p.2, l.3: Because of these observations…
p.5, l.5: Suggest: In the following work
p.6, l.15: I still disagree with the phrasing here, because while these tracers are emitted by fires, they are also affected by other processes. BC and CO are only good tracers of smoke for in situ data if the other processes affecting the BC/CO concentrations are unimportant at a specific place and time. I suggest rephrasing to something like, “Therefore, we manually inspected the vertical profiles of rBC and CO, which together can be used to trace biomass burning in otherwise clean environments (Warneke et al., 2009, 2010).” (Note: if you make this change, the reference is probably not appropriate anymore, since I believe Warneke et al. used a model to identify smoke-related BC in non-clean environments)

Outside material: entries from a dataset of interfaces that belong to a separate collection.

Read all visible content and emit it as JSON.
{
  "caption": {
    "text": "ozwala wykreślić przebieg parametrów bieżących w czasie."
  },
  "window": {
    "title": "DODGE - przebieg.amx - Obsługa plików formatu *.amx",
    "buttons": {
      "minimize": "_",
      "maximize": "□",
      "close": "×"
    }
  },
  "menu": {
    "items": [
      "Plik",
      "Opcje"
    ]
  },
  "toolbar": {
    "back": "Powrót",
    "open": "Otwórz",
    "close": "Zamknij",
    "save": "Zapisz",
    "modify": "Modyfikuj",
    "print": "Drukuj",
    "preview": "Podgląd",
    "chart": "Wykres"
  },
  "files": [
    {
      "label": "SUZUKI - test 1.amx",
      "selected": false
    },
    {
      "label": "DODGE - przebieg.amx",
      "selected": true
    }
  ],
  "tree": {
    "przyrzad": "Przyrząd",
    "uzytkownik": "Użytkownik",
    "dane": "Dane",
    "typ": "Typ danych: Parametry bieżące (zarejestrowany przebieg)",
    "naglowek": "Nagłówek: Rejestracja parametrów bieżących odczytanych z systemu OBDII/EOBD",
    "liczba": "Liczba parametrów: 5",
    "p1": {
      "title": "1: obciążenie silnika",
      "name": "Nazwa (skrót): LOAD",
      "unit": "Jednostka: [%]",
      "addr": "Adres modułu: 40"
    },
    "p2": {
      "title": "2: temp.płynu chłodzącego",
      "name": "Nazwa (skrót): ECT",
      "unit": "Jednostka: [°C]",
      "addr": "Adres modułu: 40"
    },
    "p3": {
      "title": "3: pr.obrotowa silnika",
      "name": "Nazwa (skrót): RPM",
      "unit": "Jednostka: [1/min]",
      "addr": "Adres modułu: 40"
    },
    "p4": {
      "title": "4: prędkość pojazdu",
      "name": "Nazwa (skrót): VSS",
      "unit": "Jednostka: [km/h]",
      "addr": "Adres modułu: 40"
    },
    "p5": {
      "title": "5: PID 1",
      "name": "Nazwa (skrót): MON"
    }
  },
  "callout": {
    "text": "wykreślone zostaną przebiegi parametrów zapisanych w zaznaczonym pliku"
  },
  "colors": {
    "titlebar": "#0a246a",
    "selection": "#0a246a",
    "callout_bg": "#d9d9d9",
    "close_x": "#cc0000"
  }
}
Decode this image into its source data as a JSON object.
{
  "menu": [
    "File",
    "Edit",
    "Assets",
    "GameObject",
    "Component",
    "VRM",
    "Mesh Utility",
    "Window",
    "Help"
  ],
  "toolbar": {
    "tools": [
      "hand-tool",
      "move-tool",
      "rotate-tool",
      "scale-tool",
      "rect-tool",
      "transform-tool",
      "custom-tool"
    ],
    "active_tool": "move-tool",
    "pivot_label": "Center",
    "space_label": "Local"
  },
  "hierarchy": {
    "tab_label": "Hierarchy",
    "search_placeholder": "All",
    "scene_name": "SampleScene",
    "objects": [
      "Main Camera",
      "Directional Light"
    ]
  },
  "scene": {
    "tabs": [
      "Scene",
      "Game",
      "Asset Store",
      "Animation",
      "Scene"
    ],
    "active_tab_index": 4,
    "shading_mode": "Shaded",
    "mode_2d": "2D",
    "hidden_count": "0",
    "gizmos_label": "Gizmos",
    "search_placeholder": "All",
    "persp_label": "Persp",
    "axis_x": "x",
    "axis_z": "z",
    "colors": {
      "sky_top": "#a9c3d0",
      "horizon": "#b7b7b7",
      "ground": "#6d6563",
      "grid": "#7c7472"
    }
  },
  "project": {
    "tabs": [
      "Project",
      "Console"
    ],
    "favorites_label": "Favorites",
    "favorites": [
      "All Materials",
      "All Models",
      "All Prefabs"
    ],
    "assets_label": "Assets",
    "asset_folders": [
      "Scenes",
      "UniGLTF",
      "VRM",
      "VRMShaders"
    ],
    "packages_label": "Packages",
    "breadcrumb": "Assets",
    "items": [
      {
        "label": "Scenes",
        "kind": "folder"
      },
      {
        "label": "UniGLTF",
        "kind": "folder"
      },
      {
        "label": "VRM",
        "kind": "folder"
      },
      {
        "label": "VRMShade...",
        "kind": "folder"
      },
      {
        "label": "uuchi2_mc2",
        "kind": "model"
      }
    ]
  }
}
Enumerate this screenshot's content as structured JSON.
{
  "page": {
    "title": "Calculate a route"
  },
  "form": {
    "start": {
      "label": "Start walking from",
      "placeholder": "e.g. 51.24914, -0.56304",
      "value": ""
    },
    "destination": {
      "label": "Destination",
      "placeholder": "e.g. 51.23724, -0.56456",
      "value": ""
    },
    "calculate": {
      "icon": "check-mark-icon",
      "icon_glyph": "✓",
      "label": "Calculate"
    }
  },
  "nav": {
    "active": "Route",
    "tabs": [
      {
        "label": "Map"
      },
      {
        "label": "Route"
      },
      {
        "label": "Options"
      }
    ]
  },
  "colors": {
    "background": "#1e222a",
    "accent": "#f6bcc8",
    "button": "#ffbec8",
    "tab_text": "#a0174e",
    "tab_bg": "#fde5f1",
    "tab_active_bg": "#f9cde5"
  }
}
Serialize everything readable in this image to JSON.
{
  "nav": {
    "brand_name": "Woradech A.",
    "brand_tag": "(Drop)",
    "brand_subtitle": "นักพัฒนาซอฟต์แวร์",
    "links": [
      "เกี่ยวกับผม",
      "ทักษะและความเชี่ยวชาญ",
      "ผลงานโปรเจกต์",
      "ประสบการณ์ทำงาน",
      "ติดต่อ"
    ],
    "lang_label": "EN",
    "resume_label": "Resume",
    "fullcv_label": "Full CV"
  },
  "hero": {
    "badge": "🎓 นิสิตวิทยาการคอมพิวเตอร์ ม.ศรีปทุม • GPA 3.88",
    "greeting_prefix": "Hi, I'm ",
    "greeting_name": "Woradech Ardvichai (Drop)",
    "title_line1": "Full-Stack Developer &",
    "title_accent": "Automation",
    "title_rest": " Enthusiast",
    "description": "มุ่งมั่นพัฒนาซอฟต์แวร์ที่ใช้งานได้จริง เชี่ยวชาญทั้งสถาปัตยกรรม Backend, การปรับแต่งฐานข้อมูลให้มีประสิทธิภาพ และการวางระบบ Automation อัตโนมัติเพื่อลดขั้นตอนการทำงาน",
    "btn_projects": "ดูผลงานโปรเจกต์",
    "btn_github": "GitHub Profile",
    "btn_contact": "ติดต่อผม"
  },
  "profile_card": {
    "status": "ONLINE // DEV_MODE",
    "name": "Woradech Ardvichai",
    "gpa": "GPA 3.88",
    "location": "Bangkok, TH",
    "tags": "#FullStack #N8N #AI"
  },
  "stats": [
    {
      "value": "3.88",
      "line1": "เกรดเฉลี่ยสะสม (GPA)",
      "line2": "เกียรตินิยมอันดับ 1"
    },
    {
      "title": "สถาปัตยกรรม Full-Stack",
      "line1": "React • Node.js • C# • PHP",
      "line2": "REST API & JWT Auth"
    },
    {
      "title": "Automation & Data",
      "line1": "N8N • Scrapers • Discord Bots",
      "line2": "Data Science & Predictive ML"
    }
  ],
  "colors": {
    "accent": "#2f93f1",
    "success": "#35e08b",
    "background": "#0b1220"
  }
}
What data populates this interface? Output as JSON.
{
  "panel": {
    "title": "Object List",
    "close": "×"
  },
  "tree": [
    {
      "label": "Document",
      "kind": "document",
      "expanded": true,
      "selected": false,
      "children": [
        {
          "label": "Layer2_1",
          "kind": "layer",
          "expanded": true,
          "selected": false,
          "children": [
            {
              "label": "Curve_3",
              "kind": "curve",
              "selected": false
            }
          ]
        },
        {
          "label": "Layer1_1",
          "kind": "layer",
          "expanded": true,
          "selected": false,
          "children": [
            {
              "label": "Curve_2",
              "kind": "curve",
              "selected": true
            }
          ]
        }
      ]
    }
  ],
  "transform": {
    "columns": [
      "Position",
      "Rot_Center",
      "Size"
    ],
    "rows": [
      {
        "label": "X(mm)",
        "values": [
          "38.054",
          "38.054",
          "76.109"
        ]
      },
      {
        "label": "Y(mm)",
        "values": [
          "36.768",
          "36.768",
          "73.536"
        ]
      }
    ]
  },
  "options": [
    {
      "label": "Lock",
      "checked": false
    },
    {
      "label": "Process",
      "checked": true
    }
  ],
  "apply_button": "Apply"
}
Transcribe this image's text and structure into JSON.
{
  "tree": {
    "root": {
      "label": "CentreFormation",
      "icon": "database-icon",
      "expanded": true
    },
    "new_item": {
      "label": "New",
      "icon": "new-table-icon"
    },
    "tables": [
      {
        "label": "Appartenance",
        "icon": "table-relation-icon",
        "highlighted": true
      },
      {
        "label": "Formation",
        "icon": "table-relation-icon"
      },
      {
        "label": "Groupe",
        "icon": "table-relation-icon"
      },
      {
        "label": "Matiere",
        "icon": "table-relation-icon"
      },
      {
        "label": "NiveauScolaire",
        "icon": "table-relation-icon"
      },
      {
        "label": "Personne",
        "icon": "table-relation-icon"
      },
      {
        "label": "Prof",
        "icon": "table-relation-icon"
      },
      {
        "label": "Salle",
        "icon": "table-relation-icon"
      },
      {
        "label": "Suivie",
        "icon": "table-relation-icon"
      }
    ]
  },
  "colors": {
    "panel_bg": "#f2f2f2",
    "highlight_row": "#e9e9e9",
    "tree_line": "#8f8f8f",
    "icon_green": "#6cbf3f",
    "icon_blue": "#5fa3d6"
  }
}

For the same reason, on p.6, l.17, I suggest you change to: “For each spiral obtained at the two sites, elevated layers with CO >= 0.1 ppmv or rBC >= 20 ng kg-1 were flagged as potentially corresponding to forest fires.”
p. 6, l.18-19: “Local emissions, on the other hand, are expected to be found in a layer connected to the surface” – how sure are you about that? Do you mean “Local emissions, on the other hand, are expected to be concentrated in the layer…”?
p.8, l. 29: e.g.?
p.10, l.24: what does the question mark mean?
Figure 1: it would be helpful to state in the caption how fire source was identified
Tunved, P., Ström, J., and Krejci, R.: Arctic aerosol life cycle: link- ing aerosol size distributions observed between 2000 and 2010 with air mass transport and precipitation at Zeppelin station, Ny-Ålesund, Svalbard, Atmos. Chem. Phys., 13, 3643–3660, doi:10.5194/acp-13-3643-2013, 2013.
Zamora, L. M., Kahn, R. A., Cubison, M. J., Diskin, G. S., Jimenez, J. L., Kondo, Y., McFarquhar, G. M., Nenes, A., Thornhill, K. L., Wisthaler, A., Zelenyuk, A., and Ziemba, L. D.: Aircraft- measured indirect cloud effects from biomass burning smoke in the Arctic and subarctic, Atmos. Chem. Phys., 16, 715–738, https://doi.org/10.5194/acp-16-715-2016, 2016.